    I went that route on my AT hike, and have continued doing so over the last several years on different trails in different parts of the country. There were a few places where I didn't have access to a public computer for free, especially on Sundays and holidays. And many libraries are reducing hours due to budget cuts, especially during the summer. So I take a hybrid approach and mail hand-written pages to a transcriber when library stops aren't working out. That happened only once on the AT.

    I feel the same way about not worrying about a phone. I traveled for a while with a heavy phone user and he was always looking for a free outlet, sometimes to the point of interrupting others' dinners at restaurants to use outlets at their tables, or changing his daily itinerary to use an outlet at a public park. Then his ziplock bag leaked and he didn't have to worry about it any more.
    "Throw a loaf of bread and a pound of tea in an old sack and jump over the back fence." John Muir on expedition planning

  18. #18

    Default

    I might do it how you did with hand written. Ya im a heavy cellphone user but i have no prob leaving it behind or being able to only use it sometimes... So I'm not worried if i don't bring it.

  19. #19
    Registered User Different Socks's Avatar
    Join Date
    07-07-2009
    Location
    Havre, MT
    Age
    50
    Posts
    1,205
    Images
    5

    Default

    I am a slow typer so even if I used a compact foldable keyboard it wouldn't do me much good. I also like to carry a soft bound book called a "record" to put my writings into. Is my only choice to wait until I get to town to copy each page, then mail them to a transcriber?
    If I do not wish to have a phone type device in my hands every day, what other ways could I do it?

  20. #20

    Default

    Quote Originally Posted by Slow n' Steady View Post
    I now have only 11 months before I will begin my AT thru-hike, and I am researching what to use to send/post journals. I apologize that I also posted this thread on another forum, if you also saw it there...here are my questions:

    1. What is the best site to post journals on? Will I be able to retrieve them when I am off the trail?
    2. What kind of phone or other technology has the best battery life? I want to (or think I want to) type journals and email them nightly. Is this reasonable?

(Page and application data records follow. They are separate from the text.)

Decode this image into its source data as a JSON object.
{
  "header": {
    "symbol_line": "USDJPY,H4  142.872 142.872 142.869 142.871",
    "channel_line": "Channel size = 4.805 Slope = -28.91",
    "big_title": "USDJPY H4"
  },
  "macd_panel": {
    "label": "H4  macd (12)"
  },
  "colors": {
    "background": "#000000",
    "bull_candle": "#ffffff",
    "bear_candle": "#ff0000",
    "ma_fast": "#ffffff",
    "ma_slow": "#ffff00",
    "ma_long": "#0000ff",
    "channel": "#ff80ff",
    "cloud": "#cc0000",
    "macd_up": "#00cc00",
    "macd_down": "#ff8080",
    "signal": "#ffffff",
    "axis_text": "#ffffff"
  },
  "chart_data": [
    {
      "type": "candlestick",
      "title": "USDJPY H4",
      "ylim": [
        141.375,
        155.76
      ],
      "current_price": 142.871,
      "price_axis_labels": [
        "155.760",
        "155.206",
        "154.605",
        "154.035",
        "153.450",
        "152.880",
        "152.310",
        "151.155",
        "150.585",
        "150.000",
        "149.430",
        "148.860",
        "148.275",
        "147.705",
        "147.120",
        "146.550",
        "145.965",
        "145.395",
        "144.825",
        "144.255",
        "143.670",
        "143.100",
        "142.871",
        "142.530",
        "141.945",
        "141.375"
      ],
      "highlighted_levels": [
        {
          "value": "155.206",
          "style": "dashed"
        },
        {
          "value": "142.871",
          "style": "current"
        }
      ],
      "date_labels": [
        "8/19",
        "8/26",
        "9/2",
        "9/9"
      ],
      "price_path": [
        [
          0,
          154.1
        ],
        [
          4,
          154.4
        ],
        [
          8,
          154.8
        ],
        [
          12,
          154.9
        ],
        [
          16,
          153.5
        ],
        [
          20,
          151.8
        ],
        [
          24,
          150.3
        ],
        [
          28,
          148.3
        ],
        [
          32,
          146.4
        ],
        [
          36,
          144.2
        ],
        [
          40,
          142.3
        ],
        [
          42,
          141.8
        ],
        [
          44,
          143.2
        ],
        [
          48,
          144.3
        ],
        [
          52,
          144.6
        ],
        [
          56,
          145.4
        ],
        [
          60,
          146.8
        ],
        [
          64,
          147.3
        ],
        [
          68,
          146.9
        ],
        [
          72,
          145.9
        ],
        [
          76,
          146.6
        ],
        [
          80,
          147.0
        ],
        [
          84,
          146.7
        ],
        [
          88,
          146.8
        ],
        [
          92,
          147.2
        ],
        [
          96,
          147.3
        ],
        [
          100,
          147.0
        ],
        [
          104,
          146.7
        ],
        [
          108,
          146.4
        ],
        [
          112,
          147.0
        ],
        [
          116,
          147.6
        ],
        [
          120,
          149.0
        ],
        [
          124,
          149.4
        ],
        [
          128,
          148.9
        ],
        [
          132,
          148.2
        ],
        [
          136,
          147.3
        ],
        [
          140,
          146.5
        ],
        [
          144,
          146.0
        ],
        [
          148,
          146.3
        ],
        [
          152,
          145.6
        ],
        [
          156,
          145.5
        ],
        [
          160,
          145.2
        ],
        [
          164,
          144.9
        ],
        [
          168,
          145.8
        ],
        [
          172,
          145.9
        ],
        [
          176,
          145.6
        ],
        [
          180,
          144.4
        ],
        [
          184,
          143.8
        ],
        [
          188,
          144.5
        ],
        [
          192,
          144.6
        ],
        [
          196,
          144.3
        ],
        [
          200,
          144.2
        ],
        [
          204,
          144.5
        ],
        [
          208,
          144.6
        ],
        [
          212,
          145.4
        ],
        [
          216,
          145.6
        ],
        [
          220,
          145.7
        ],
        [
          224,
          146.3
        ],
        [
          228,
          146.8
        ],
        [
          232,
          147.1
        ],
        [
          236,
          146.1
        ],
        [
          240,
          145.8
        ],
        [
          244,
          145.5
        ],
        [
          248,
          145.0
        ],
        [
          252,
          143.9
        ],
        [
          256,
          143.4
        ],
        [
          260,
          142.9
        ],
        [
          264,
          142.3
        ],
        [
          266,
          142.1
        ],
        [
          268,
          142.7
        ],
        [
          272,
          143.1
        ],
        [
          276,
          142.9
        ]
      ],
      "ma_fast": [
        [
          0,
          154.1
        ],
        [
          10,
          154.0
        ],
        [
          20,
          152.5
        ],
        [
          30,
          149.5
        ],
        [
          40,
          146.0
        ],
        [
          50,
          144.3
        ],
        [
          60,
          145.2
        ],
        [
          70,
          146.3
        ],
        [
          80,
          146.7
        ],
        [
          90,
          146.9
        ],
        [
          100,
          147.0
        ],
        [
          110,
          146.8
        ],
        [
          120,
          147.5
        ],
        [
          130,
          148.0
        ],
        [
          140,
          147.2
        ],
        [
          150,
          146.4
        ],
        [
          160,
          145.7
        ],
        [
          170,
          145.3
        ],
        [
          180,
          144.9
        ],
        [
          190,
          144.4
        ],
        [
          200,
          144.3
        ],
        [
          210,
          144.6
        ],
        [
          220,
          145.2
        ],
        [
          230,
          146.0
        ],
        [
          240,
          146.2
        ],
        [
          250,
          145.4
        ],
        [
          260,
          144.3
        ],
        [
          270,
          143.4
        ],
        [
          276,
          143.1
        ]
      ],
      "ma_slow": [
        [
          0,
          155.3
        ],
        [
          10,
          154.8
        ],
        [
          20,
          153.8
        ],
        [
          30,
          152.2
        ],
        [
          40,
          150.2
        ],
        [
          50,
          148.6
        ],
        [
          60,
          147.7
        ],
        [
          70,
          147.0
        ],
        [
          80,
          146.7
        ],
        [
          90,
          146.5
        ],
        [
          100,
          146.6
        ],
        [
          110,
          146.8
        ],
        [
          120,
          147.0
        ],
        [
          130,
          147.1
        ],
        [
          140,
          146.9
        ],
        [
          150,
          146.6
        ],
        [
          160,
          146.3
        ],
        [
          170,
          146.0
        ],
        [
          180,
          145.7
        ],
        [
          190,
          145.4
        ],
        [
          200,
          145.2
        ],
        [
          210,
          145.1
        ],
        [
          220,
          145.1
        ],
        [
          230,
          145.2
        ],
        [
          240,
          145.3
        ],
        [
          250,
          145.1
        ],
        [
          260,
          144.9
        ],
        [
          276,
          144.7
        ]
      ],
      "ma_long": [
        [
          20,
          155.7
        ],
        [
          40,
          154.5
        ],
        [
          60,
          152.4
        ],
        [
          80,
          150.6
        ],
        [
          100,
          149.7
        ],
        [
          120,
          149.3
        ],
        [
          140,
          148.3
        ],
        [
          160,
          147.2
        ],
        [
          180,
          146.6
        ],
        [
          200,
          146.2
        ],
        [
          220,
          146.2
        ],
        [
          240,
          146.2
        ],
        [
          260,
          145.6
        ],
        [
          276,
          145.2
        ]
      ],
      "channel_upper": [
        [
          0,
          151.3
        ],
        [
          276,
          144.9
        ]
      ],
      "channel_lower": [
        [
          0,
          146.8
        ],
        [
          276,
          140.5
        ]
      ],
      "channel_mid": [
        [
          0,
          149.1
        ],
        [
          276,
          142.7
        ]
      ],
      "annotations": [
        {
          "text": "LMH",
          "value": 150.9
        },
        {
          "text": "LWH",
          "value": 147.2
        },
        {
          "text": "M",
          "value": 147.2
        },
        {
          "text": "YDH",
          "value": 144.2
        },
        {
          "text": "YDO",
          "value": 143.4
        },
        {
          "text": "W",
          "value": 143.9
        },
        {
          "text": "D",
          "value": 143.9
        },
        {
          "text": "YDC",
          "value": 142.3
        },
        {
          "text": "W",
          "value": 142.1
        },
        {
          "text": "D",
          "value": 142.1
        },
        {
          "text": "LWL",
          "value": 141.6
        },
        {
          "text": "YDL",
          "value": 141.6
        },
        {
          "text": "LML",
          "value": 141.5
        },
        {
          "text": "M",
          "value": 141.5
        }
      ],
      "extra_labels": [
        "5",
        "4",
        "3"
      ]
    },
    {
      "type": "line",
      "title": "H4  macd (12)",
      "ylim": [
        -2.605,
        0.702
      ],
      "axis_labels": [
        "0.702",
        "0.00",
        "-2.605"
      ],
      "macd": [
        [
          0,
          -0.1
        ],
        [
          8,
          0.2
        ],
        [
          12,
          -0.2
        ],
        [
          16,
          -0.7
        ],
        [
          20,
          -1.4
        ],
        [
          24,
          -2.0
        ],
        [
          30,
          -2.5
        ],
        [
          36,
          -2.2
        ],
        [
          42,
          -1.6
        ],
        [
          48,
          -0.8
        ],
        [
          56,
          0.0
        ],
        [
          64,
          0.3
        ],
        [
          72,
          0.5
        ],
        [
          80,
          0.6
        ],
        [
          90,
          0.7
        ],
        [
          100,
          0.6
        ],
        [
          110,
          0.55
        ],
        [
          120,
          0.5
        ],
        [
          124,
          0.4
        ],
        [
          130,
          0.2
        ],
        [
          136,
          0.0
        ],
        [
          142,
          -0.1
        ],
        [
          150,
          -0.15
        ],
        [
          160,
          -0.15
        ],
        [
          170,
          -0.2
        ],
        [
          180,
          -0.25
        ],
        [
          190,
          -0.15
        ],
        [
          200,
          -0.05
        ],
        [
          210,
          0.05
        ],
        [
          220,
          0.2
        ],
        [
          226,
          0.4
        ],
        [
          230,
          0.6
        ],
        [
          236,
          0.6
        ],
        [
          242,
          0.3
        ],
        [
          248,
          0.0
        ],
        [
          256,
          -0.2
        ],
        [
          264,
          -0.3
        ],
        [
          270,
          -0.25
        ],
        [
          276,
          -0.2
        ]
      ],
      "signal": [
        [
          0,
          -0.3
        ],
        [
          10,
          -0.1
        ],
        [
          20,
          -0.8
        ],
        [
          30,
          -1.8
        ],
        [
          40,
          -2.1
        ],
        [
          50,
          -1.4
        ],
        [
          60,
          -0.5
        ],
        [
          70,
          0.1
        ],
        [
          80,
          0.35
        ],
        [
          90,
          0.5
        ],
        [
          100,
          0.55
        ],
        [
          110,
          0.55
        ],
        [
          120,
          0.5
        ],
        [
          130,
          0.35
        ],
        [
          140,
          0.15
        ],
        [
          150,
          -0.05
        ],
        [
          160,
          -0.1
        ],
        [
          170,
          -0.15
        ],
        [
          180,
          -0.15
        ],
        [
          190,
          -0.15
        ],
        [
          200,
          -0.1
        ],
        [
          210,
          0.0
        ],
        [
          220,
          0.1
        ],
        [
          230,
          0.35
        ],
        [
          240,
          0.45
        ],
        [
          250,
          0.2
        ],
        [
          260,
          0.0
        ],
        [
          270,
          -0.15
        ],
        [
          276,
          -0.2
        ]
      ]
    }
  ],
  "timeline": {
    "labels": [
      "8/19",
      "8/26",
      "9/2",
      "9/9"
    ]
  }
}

Is it possible to do this from those tiny phones? I saw a Droid that was only 5.1 ounces, but I wonder what the battery life on that is.

    Who has done this already, and how did you do it? Thanks for your help!
    I use an iPhone and post to Trailjounals.com. Since most of the time is spent out of cell and data range, I do two things:
    1) keep the phone in airplane mode so it isn't searching for a signal. The battery will last 3 days. I also carry along a NewTrent charger (4.2 oz) the will recharge the phone 3 times.

    2) I've downloaded the app "Pages", which is comparable to MS Word. Type in each day's journal on a separate document, but just leave it on the phone. This way you won't forget details of the day.

    Then, every 4 or 5 days when in town and a wifi is available, it's easy to copy/paste each day online. Pages is very easy and fast to type as it uses a good autocorrect feature. The phone and the charger can then be charged for the next series of days.


    Sent from my iPhone using Tapatalk

Page 1 of 2 1 2 LastLast
++ New Posts ++

Posting Permissions

  • You may not post new threads
  • You may not post replies
  • You may not post attachments
  • You may not edit your posts
  •